--- Directions ---
Go through the material below and copy all lines with "JSON".

--- Input records ---

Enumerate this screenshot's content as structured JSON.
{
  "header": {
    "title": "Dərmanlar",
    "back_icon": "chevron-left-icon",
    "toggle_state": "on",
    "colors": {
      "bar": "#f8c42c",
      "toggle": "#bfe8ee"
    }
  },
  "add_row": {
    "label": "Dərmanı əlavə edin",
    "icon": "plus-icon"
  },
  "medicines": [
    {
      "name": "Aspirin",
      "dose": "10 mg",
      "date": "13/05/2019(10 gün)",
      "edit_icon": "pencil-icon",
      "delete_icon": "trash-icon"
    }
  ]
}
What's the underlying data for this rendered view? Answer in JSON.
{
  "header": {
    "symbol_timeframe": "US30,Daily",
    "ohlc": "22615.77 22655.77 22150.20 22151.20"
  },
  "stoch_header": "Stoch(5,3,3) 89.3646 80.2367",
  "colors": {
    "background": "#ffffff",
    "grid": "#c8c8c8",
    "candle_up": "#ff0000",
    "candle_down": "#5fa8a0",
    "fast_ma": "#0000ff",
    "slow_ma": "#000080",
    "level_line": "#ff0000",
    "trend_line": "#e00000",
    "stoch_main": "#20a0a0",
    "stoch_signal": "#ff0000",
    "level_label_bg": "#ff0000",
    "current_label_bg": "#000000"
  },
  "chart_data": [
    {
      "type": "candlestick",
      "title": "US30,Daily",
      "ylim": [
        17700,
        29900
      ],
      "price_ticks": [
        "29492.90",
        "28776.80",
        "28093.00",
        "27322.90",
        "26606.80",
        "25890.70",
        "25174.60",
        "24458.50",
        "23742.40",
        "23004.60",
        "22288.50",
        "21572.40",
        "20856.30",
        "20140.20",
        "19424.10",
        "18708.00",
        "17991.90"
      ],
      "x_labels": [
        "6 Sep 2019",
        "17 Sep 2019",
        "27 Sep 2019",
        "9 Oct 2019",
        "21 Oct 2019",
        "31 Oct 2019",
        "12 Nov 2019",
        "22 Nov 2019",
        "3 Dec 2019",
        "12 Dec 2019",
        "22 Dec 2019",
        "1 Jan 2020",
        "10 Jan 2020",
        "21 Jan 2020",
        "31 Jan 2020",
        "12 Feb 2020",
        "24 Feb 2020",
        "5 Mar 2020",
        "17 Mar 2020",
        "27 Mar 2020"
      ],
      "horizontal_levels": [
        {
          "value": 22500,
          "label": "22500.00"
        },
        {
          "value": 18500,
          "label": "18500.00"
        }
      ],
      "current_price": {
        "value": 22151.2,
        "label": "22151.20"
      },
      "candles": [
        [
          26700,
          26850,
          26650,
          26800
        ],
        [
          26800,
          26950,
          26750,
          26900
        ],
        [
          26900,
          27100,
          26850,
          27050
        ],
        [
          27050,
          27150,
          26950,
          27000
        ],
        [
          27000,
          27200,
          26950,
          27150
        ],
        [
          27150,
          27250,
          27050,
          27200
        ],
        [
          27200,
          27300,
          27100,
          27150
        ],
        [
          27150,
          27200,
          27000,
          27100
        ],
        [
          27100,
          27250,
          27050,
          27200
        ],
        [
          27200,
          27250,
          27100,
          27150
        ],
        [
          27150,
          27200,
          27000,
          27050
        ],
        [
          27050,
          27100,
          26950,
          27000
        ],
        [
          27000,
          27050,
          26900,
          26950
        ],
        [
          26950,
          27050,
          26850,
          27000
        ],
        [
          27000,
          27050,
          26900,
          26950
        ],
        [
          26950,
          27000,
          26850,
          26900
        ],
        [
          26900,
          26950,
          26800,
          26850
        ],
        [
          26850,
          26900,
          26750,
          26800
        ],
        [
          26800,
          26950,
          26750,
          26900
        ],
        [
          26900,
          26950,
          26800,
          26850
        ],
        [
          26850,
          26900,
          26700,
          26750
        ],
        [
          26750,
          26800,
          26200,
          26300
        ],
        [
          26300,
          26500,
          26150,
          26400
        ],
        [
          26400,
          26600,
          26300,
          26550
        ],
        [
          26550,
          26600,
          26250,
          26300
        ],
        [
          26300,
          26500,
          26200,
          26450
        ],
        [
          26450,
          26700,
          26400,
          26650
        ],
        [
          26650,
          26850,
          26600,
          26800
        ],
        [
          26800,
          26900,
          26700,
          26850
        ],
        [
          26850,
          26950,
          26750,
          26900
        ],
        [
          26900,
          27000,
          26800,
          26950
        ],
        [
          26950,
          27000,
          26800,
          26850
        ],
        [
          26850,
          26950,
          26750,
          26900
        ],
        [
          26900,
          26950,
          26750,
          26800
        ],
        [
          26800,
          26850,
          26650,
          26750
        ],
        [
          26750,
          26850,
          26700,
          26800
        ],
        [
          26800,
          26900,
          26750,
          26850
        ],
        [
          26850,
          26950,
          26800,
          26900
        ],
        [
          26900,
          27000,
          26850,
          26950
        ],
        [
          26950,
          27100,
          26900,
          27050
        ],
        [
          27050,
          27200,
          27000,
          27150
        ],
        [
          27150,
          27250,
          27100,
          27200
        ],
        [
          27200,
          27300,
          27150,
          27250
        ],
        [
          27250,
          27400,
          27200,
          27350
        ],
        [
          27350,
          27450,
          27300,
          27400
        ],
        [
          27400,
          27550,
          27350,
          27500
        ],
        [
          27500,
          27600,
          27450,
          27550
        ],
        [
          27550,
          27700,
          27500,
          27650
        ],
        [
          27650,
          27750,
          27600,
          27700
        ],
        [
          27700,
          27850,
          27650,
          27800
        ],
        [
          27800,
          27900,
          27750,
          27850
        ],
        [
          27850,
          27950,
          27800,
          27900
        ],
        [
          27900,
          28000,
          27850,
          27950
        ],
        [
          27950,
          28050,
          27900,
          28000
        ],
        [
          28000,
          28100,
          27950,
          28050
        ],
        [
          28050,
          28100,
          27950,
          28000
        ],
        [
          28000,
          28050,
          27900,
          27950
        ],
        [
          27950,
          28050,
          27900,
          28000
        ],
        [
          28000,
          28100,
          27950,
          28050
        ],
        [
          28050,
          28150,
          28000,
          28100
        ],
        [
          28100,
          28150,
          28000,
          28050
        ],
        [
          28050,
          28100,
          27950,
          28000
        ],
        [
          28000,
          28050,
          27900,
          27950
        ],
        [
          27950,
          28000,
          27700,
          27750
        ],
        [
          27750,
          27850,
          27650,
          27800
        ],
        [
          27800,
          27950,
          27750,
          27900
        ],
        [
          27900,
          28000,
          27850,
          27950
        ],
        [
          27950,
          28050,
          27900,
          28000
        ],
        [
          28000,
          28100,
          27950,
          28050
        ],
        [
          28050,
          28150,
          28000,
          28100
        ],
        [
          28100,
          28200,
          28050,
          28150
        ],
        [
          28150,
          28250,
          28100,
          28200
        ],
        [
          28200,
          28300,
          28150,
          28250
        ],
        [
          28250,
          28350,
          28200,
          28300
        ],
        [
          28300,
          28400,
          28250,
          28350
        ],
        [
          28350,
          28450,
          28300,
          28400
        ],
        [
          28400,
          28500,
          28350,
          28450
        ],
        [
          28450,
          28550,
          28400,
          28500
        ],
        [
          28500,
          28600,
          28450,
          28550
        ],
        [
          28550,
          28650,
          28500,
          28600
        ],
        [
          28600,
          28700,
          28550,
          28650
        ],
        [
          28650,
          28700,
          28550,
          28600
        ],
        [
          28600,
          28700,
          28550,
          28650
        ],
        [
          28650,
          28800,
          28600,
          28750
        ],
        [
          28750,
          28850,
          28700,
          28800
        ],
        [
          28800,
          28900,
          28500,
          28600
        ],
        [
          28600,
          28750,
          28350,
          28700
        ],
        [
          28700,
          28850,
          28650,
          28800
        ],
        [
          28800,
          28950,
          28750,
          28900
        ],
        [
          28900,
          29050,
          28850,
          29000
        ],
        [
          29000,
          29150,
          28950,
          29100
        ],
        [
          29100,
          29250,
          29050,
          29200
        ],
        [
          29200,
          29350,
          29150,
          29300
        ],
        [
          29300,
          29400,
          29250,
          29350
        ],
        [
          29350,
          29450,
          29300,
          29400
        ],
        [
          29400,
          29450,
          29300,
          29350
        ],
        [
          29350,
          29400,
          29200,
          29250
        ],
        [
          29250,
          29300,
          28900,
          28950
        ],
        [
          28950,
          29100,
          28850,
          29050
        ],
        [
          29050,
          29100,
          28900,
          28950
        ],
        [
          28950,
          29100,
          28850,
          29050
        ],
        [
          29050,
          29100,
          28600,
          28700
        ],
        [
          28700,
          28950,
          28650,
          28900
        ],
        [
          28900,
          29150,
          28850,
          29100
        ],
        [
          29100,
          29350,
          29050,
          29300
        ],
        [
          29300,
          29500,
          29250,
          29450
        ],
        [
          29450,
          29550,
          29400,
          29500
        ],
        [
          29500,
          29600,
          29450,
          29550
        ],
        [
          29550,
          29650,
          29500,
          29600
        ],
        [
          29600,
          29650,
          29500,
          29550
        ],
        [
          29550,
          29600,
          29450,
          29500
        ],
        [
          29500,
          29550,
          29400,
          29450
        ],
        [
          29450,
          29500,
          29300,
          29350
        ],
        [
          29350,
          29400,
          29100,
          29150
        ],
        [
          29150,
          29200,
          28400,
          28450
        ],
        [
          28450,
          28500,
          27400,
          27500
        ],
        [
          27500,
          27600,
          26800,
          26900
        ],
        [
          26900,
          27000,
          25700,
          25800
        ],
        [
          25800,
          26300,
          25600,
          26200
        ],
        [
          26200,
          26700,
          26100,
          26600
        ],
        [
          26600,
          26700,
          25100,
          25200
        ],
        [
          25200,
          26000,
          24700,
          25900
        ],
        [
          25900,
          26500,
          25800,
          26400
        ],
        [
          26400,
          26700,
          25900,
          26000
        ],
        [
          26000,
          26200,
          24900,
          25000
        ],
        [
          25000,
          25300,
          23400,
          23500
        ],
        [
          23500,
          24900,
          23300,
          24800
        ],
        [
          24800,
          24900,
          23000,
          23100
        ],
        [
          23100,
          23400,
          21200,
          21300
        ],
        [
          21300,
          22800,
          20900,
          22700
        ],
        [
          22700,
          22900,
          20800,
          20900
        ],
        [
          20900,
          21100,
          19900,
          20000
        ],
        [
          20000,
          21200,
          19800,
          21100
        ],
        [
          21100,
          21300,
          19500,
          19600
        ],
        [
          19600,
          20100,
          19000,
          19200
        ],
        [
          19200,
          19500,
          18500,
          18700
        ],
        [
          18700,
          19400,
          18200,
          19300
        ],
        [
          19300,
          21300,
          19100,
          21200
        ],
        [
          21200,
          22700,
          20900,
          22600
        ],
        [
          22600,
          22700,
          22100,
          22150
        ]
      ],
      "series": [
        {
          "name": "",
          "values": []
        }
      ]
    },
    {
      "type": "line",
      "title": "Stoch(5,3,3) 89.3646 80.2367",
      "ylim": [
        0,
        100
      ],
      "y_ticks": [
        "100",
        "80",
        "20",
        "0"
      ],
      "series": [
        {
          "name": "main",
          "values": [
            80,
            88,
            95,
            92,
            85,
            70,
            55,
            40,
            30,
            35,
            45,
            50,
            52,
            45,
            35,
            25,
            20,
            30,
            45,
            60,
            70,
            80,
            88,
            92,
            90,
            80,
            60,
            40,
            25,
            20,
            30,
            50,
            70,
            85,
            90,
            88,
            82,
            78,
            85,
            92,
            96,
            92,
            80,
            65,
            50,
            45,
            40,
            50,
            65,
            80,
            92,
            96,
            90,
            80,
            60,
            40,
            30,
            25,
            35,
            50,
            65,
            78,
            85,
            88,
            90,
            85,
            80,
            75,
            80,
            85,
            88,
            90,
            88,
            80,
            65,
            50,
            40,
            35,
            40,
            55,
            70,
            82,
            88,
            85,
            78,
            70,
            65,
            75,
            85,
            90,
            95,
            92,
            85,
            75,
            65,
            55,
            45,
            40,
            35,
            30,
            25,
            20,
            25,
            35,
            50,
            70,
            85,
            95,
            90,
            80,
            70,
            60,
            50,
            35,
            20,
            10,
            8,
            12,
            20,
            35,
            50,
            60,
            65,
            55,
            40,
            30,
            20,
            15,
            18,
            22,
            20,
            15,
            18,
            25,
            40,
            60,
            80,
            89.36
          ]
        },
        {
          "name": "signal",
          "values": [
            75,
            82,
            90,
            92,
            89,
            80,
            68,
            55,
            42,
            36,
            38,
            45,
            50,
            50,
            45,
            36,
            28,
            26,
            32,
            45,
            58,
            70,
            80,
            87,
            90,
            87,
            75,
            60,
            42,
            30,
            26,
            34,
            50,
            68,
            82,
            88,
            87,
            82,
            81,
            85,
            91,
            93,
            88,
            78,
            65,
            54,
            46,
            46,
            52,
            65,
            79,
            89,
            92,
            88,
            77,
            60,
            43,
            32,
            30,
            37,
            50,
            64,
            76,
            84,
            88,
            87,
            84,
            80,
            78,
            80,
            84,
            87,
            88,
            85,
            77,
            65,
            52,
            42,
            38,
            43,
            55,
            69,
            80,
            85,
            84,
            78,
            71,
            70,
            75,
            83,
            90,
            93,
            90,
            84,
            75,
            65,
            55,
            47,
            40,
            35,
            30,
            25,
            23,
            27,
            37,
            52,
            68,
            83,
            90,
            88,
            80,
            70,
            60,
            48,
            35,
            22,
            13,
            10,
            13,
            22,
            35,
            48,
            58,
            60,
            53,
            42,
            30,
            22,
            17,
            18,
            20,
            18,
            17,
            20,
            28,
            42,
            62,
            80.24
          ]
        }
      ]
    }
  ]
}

--- The completed task ---
Enumerate this screenshot's content as structured JSON.
What's the underlying data for this rendered view? Answer in JSON.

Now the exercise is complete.